### Required action
Lines with "satisfied" in them are to be located in the listing below and copied.
------------------------------------------------------------
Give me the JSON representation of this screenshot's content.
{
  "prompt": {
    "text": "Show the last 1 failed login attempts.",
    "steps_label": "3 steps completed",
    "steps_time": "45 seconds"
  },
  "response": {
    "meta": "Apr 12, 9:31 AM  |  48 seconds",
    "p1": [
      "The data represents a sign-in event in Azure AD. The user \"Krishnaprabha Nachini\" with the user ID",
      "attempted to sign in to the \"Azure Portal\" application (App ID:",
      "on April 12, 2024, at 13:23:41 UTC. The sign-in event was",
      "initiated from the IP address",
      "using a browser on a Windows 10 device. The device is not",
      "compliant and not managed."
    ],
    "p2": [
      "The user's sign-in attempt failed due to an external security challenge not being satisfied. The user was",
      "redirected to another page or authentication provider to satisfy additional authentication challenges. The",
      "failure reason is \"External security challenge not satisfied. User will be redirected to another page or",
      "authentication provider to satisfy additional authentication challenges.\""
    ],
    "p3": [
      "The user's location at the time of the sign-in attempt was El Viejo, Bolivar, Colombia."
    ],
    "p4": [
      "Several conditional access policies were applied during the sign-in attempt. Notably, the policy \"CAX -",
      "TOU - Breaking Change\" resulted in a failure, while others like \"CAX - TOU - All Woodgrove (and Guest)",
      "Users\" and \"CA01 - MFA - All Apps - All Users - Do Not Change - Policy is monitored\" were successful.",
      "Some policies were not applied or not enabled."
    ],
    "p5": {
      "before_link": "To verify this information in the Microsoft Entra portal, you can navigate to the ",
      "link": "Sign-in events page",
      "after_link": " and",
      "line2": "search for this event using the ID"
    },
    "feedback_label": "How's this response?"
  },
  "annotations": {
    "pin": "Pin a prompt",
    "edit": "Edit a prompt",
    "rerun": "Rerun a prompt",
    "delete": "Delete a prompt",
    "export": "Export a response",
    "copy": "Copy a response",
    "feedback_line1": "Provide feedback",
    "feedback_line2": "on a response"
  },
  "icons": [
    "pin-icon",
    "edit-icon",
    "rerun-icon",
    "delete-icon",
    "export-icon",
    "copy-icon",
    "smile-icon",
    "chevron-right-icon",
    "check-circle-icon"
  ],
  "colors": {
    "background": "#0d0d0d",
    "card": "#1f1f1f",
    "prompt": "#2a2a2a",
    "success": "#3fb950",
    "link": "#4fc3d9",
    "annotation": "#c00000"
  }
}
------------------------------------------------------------
### Output for this task
      "The user's sign-in attempt failed due to an external security challenge not being satisfied. The user was",
      "failure reason is \"External security challenge not satisfied. User will be redirected to another page or",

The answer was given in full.